#### Task to complete
For the entries below, state how many lines contain the string "title". Add nothing else.

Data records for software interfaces
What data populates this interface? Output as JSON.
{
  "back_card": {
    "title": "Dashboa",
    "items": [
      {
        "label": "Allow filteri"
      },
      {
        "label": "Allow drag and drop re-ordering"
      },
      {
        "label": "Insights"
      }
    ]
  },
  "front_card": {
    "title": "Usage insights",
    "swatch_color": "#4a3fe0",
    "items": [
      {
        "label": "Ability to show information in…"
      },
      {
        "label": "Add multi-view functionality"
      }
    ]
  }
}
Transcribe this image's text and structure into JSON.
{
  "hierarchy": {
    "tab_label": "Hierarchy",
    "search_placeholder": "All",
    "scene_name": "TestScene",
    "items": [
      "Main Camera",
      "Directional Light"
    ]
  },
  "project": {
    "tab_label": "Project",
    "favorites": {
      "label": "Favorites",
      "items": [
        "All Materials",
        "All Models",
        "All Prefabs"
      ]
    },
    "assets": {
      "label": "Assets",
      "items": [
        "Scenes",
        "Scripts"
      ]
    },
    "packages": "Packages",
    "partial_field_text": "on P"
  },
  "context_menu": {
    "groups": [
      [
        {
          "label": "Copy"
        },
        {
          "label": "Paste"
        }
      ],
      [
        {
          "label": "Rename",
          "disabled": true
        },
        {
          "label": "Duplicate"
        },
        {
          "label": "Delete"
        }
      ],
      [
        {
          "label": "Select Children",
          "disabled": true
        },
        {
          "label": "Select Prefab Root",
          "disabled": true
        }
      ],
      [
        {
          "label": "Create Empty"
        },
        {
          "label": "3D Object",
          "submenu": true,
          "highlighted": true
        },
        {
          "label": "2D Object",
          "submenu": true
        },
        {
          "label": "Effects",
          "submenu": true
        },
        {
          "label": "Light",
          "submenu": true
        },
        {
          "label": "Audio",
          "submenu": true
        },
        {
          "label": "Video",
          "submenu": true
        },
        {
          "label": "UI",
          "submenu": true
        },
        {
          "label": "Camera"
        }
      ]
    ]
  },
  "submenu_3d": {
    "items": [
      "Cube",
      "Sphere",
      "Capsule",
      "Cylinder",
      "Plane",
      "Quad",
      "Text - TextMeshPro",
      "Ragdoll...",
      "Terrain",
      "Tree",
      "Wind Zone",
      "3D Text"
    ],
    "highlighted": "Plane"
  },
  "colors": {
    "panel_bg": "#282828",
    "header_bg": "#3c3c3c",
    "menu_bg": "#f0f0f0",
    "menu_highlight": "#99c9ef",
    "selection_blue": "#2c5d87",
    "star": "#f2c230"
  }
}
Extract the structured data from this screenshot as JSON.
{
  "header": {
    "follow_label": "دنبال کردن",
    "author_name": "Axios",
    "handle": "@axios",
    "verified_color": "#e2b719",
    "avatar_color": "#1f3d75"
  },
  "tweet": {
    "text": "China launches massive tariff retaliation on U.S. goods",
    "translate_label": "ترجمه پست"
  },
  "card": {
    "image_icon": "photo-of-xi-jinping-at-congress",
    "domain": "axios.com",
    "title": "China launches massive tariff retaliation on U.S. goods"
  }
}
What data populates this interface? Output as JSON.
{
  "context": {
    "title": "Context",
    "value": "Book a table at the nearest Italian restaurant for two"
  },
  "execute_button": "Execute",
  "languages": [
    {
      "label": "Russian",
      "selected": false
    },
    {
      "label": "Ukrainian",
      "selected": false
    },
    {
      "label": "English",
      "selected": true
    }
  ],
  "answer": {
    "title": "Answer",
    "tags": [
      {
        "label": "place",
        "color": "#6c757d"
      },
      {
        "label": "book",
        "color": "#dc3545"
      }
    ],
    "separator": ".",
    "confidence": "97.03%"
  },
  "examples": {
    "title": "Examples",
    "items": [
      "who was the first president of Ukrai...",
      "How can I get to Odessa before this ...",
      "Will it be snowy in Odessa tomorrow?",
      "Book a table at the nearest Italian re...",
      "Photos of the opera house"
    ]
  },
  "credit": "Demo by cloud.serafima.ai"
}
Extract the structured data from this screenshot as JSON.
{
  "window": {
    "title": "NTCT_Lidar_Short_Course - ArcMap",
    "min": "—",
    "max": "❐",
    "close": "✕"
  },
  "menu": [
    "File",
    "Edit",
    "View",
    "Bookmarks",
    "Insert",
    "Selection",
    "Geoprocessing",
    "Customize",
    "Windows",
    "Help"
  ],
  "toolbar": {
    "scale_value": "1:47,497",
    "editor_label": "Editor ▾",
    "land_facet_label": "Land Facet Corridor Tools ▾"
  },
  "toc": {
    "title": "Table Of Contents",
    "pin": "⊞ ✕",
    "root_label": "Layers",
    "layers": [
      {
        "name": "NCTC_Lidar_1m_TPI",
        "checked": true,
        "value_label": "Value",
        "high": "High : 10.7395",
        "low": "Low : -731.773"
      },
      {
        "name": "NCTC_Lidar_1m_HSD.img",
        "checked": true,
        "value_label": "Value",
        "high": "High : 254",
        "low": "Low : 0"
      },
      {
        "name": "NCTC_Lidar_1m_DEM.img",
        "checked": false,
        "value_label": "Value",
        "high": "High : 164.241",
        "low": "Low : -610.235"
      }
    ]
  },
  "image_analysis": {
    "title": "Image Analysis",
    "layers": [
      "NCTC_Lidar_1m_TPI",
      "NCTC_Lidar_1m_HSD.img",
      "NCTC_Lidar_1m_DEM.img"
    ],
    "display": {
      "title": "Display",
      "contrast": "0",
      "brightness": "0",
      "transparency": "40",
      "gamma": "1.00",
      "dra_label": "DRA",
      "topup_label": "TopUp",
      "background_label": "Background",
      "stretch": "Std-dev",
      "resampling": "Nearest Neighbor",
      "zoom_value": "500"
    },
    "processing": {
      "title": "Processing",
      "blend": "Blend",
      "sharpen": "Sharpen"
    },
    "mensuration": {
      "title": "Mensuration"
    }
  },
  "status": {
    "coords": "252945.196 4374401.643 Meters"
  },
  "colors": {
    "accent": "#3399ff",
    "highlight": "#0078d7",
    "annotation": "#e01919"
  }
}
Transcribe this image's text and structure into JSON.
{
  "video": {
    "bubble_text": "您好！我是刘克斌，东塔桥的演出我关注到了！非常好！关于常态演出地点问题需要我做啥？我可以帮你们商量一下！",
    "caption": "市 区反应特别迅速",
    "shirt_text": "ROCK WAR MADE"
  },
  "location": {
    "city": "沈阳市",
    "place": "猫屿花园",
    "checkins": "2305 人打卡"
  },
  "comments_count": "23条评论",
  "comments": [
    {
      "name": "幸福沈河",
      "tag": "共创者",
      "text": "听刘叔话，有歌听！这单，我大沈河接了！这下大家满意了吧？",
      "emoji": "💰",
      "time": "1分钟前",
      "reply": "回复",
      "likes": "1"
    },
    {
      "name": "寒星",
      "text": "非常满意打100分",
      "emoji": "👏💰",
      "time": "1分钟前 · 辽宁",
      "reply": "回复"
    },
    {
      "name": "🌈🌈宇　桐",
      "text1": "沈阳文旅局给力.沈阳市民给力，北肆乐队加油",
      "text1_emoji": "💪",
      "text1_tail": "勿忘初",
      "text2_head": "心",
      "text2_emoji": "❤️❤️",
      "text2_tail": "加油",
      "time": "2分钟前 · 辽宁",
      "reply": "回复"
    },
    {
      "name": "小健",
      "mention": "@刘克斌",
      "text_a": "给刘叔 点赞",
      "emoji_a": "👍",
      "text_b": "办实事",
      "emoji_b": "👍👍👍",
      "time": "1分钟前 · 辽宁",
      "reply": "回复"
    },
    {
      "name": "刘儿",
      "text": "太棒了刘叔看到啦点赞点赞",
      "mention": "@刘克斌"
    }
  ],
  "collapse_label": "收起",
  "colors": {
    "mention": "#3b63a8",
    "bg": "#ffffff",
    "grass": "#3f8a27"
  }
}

#### Finished exercise
12